Apple is being pushed by a group of developers to end its requirement that developers use only the Cupertino firm’s WebKit browser engine in third-party browser apps on iOS and iPadOS. Developers say Apple’s restrictions amount to anti-competitive conduct.
WebKit is Apple’s browser engine that powers Safari and other areas of the operating system where web content is displayed. Many browser developers are not happy with being required to use WebKit.
The latest pushback comes in the form of “Open Web Advocacy” or OWA, a project launched by UK-based developers who want third-party access to all the features that Safari enjoys but which are not available in WebKit.
“The motive of the group is to try to persuade Apple that they need to allow other browser engines on iOS, so the iOS can be a better platform for developing stuff for the modern web,” developer Bruce Lawson told The Register. “Because at the moment, every browser on iOS, whether it be badged Chrome, Firefox or Edge is actually just a branded skin of Safari, which lags behind [other browsers] because it has no competition on iOS.”
Developers are also frustrated that iOS forces Safari to be used in all instances of in-app browsing. More than 30 missing functions or APIs for WebKit are outlined in the OWA’s “Bringing Competition to Walled Gardens” paper.
Apple argues that WebKit limitations are motivated primarily by security and privacy considerations, but Lawson says how Apple handles Safari bugs makes a mockery of that claim.
“Over Christmas, there was a huge bug in something called IndexedDB,” said Lawson. “That allowed any arbitrary website to see other websites you visited. Not all of them but those that use certain browser features.
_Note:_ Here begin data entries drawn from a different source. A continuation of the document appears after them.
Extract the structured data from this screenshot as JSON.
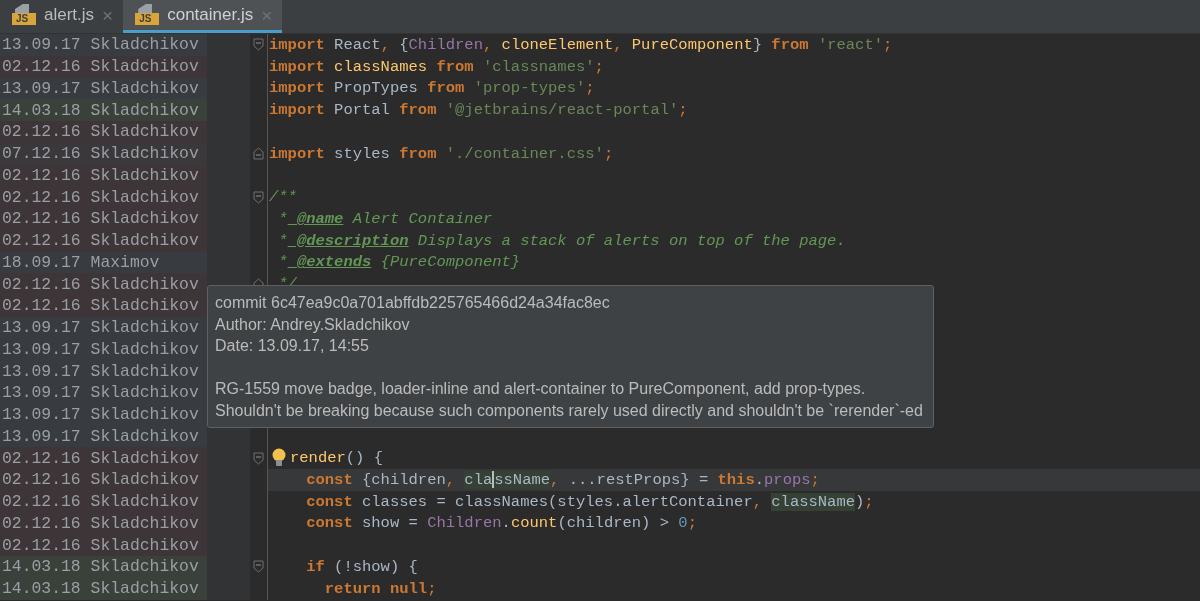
{
  "tabs": [
    {
      "label": "alert.js",
      "icon_text": "JS",
      "close_glyph": "×",
      "selected": false
    },
    {
      "label": "container.js",
      "icon_text": "JS",
      "close_glyph": "×",
      "selected": true
    }
  ],
  "annotations": [
    {
      "date": "13.09.17",
      "author": "Skladchikov",
      "color": "#383b40"
    },
    {
      "date": "02.12.16",
      "author": "Skladchikov",
      "color": "#3d3538"
    },
    {
      "date": "13.09.17",
      "author": "Skladchikov",
      "color": "#383b40"
    },
    {
      "date": "14.03.18",
      "author": "Skladchikov",
      "color": "#3a413b"
    },
    {
      "date": "02.12.16",
      "author": "Skladchikov",
      "color": "#3d3538"
    },
    {
      "date": "07.12.16",
      "author": "Skladchikov",
      "color": "#3b383c"
    },
    {
      "date": "02.12.16",
      "author": "Skladchikov",
      "color": "#3d3538"
    },
    {
      "date": "02.12.16",
      "author": "Skladchikov",
      "color": "#3d3538"
    },
    {
      "date": "02.12.16",
      "author": "Skladchikov",
      "color": "#3d3538"
    },
    {
      "date": "02.12.16",
      "author": "Skladchikov",
      "color": "#3d3538"
    },
    {
      "date": "18.09.17",
      "author": "Maximov",
      "color": "#383b40"
    },
    {
      "date": "02.12.16",
      "author": "Skladchikov",
      "color": "#3d3538"
    },
    {
      "date": "02.12.16",
      "author": "Skladchikov",
      "color": "#3d3538"
    },
    {
      "date": "13.09.17",
      "author": "Skladchikov",
      "color": "#383b40"
    },
    {
      "date": "13.09.17",
      "author": "Skladchikov",
      "color": "#383b40"
    },
    {
      "date": "13.09.17",
      "author": "Skladchikov",
      "color": "#383b40"
    },
    {
      "date": "13.09.17",
      "author": "Skladchikov",
      "color": "#383b40"
    },
    {
      "date": "13.09.17",
      "author": "Skladchikov",
      "color": "#383b40"
    },
    {
      "date": "13.09.17",
      "author": "Skladchikov",
      "color": "#383b40"
    },
    {
      "date": "02.12.16",
      "author": "Skladchikov",
      "color": "#3d3538"
    },
    {
      "date": "02.12.16",
      "author": "Skladchikov",
      "color": "#3d3538"
    },
    {
      "date": "02.12.16",
      "author": "Skladchikov",
      "color": "#3d3538"
    },
    {
      "date": "02.12.16",
      "author": "Skladchikov",
      "color": "#3d3538"
    },
    {
      "date": "02.12.16",
      "author": "Skladchikov",
      "color": "#3d3538"
    },
    {
      "date": "14.03.18",
      "author": "Skladchikov",
      "color": "#3a413b"
    },
    {
      "date": "14.03.18",
      "author": "Skladchikov",
      "color": "#3a413b"
    }
  ],
  "code_lines": [
    {
      "current": false,
      "fold": {
        "kind": "start"
      },
      "tokens": [
        {
          "kind": "kw",
          "text": "import"
        },
        {
          "kind": "id",
          "text": " React"
        },
        {
          "kind": "punct",
          "text": ","
        },
        {
          "kind": "id",
          "text": " {"
        },
        {
          "kind": "cls",
          "text": "Children"
        },
        {
          "kind": "punct",
          "text": ","
        },
        {
          "kind": "fn",
          "text": " cloneElement"
        },
        {
          "kind": "punct",
          "text": ","
        },
        {
          "kind": "fn",
          "text": " PureComponent"
        },
        {
          "kind": "id",
          "text": "}"
        },
        {
          "kind": "kw",
          "text": " from"
        },
        {
          "kind": "str",
          "text": " 'react'"
        },
        {
          "kind": "punct",
          "text": ";"
        }
      ]
    },
    {
      "current": false,
      "tokens": [
        {
          "kind": "kw",
          "text": "import"
        },
        {
          "kind": "fn",
          "text": " classNames"
        },
        {
          "kind": "kw",
          "text": " from"
        },
        {
          "kind": "str",
          "text": " 'classnames'"
        },
        {
          "kind": "punct",
          "text": ";"
        }
      ]
    },
    {
      "current": false,
      "tokens": [
        {
          "kind": "kw",
          "text": "import"
        },
        {
          "kind": "id",
          "text": " PropTypes"
        },
        {
          "kind": "kw",
          "text": " from"
        },
        {
          "kind": "str",
          "text": " 'prop-types'"
        },
        {
          "kind": "punct",
          "text": ";"
        }
      ]
    },
    {
      "current": false,
      "tokens": [
        {
          "kind": "kw",
          "text": "import"
        },
        {
          "kind": "id",
          "text": " Portal"
        },
        {
          "kind": "kw",
          "text": " from"
        },
        {
          "kind": "str",
          "text": " '@jetbrains/react-portal'"
        },
        {
          "kind": "punct",
          "text": ";"
        }
      ]
    },
    {
      "current": false
    },
    {
      "current": false,
      "fold": {
        "kind": "end"
      },
      "tokens": [
        {
          "kind": "kw",
          "text": "import"
        },
        {
          "kind": "id",
          "text": " styles"
        },
        {
          "kind": "kw",
          "text": " from"
        },
        {
          "kind": "str",
          "text": " './container.css'"
        },
        {
          "kind": "punct",
          "text": ";"
        }
      ]
    },
    {
      "current": false
    },
    {
      "current": false,
      "fold": {
        "kind": "start"
      },
      "tokens": [
        {
          "kind": "doc",
          "text": "/**"
        }
      ]
    },
    {
      "current": false,
      "tokens": [
        {
          "kind": "doc",
          "text": " *"
        },
        {
          "kind": "tag",
          "text": " @name"
        },
        {
          "kind": "doc",
          "text": " Alert Container"
        }
      ]
    },
    {
      "current": false,
      "tokens": [
        {
          "kind": "doc",
          "text": " *"
        },
        {
          "kind": "tag",
          "text": " @description"
        },
        {
          "kind": "doc",
          "text": " Displays a stack of alerts on top of the page."
        }
      ]
    },
    {
      "current": false,
      "tokens": [
        {
          "kind": "doc",
          "text": " *"
        },
        {
          "kind": "tag",
          "text": " @extends"
        },
        {
          "kind": "doc",
          "text": " {PureComponent}"
        }
      ]
    },
    {
      "current": false,
      "fold": {
        "kind": "end"
      },
      "tokens": [
        {
          "kind": "doc",
          "text": " */"
        }
      ]
    },
    {
      "current": false
    },
    {
      "current": false
    },
    {
      "current": false
    },
    {
      "current": false
    },
    {
      "current": false
    },
    {
      "current": false
    },
    {
      "current": false
    },
    {
      "current": false,
      "fold": {
        "kind": "start"
      },
      "bulb": true,
      "tokens": [
        {
          "kind": "fn",
          "text": "render"
        },
        {
          "kind": "id",
          "text": "() {"
        }
      ]
    },
    {
      "current": true,
      "tokens": [
        {
          "kind": "kw",
          "text": "    const"
        },
        {
          "kind": "id",
          "text": " {children"
        },
        {
          "kind": "punct",
          "text": ","
        },
        {
          "kind": "hl",
          "text": " cla"
        },
        {
          "kind": "caret"
        },
        {
          "kind": "hl",
          "text": "ssName"
        },
        {
          "kind": "punct",
          "text": ","
        },
        {
          "kind": "id",
          "text": " ...restProps} ="
        },
        {
          "kind": "kw",
          "text": " this"
        },
        {
          "kind": "id",
          "text": "."
        },
        {
          "kind": "prop",
          "text": "props"
        },
        {
          "kind": "punct",
          "text": ";"
        }
      ]
    },
    {
      "current": false,
      "tokens": [
        {
          "kind": "kw",
          "text": "    const"
        },
        {
          "kind": "id",
          "text": " classes = classNames(styles.alertContainer"
        },
        {
          "kind": "punct",
          "text": ","
        },
        {
          "kind": "hl",
          "text": " className"
        },
        {
          "kind": "id",
          "text": ")"
        },
        {
          "kind": "punct",
          "text": ";"
        }
      ]
    },
    {
      "current": false,
      "tokens": [
        {
          "kind": "kw",
          "text": "    const"
        },
        {
          "kind": "id",
          "text": " show ="
        },
        {
          "kind": "cls",
          "text": " Children"
        },
        {
          "kind": "id",
          "text": "."
        },
        {
          "kind": "fn",
          "text": "count"
        },
        {
          "kind": "id",
          "text": "(children) >"
        },
        {
          "kind": "num",
          "text": " 0"
        },
        {
          "kind": "punct",
          "text": ";"
        }
      ]
    },
    {
      "current": false
    },
    {
      "current": false,
      "fold": {
        "kind": "start"
      },
      "tokens": [
        {
          "kind": "kw",
          "text": "    if"
        },
        {
          "kind": "id",
          "text": " (!show) {"
        }
      ]
    },
    {
      "current": false,
      "tokens": [
        {
          "kind": "kw",
          "text": "      return"
        },
        {
          "kind": "kw",
          "text": " null"
        },
        {
          "kind": "punct",
          "text": ";"
        }
      ]
    }
  ],
  "tooltip": {
    "header": [
      "commit 6c47ea9c0a701abffdb225765466d24a34fac8ec",
      "Author: Andrey.Skladchikov",
      "Date: 13.09.17, 14:55"
    ],
    "message": [
      "RG-1559 move badge, loader-inline and alert-container to PureComponent, add prop-types.",
      "Shouldn't be breaking because such components rarely used directly and shouldn't be `rerender`-ed"
    ]
  }
}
And that remained unpatched by Apple for 57 days. So for 57 days, every iOS user who used any web browser on iOS – because it was using WebKit – was leaking data left, right and center. If Apple actually did fix security errors fast, that would be a plausible defense, but they don’t.”